Fortunately for us, the hyperemesis got under control a few weeks into the second trimester. We consider ourselves quite lucky in this regard, as it sometimes can run uncontrolled for the entire pregnancy, and we are not often lucky in the health category. But, this time, the universe gave us a break. Vampmommy did spend the rest of her pregnancy on a cocktail of anti-nausea medications, but she was able to go back to work and enjoy the remainder of her pregnancy without similar near-death experiences.

We certainly have a delivery story that sits in our back pocket for the future (delivery in general is a good one to keep), but I think this particular part of the pregnancy will be a valuable bargaining tool someday.

Although, perhaps we'll never need it, since Vampbaby is of course an ANGEL.....

Thursday, April 06, 2006

My, what pointy teeth you have!

So, before we go any further, it's best to expain the "vamp" in "Vampdaddy", as the "daddy" part is rather simple -- I am one. And, although he has recently felt his two eye-teeth arrive with a painful vengeance, he doesn't have fangs, and neither do I.

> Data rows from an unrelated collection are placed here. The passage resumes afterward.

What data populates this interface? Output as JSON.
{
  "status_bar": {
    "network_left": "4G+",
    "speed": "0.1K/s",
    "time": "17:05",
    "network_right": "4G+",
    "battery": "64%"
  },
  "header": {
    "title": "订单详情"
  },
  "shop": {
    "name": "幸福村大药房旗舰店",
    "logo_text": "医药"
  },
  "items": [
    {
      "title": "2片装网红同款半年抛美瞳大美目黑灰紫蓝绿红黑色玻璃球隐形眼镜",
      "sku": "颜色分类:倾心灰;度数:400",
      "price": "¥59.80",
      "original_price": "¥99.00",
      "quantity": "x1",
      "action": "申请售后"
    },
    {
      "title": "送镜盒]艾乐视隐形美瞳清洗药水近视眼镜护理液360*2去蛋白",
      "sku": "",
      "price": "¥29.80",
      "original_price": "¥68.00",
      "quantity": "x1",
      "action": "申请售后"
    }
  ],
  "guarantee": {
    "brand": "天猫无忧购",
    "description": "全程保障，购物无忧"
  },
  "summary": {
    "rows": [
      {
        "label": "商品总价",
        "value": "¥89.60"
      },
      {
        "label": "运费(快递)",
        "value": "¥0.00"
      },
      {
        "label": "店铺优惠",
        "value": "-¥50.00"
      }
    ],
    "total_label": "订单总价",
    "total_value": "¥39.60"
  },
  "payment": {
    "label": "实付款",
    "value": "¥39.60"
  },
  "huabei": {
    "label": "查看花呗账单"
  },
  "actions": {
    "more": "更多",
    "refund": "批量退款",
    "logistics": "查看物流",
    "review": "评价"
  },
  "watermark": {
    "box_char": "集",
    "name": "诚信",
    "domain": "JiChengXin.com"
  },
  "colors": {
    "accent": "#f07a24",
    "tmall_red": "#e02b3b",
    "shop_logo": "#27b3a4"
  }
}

My first discovery of my interest in vampires came in college, during one Christmas break where I locked myself in my room at home and read all three books of Ann Rice's "The Vampire Chronicles" (there were only three at the time -- "Interview...", "...Lestat", and "Queen of the Damned"). I went from there to reading "Dracula" for the first time, and then had the experience of being on the production crew for a stage version of the novel while in college. Since then I've amassed a pretty decent collection of vampire fiction and folklore -- and the Edward Gorey "Dracula" paper-doll stage set (for the kid in me).

In graduate school, I included a section of my Masters Thesis on the Vampire as a jungian shadow archetype -- it is, after all, one of the most enduring mythical creatures; with movies, books, plays, breakfast cereals, songs, and a host of other things based on it. Clearly the concept has a place in our subconscious.

So, people get to know me, and then come to my house, see my vampire-themed shelf of books, and wonder for a moment if they got me wrong. But, I like to keep people guessing, I suppose.

As I've begun thinking of getting a blog started, I debated for some time what to title it. "Vampdaddy" was my wife's suggestion -- it certainly brings together two things I'm quite into at the moment.

Besides, it certainly sounds more appropriate than if I used my love of my favorite band, the "Cocteau Twins".

Anyway, on with the show...

Wednesday, April 05, 2006

The Beginning

Well, here you are -- and here I am. What will follow? Who knows. I keep thinking that, if I put myself to the commitment of having an on-line blog, I will rekindle the lost writing fire that sits inside somewhere -- most likely buried under the pressures of work and family, juggling both on a daily basis with some degree of success up to this point.

Who am I? A thirtysomething who holds fast to the "young me", a parent who can't believe that the one year old running about has altered my life so, a married man who seems to have defied the norm and found a love that is a strong today as it was when it first began, a passionnate left-winger who has dedicated my life's work to improving communities for young people to thrive in (and adults, for that matter). Oh yeah, and in there somewhere is a guy who loves music, good books, great films, and a close circle of dear friends that keep me alive.

Some of this will enter into these pages, but some I will leave out ("let the mystery be", I suppose). Not knowing where I will go from here, I thank you for stopping by and being interested in my little journey. I promise to try to keep it interesting.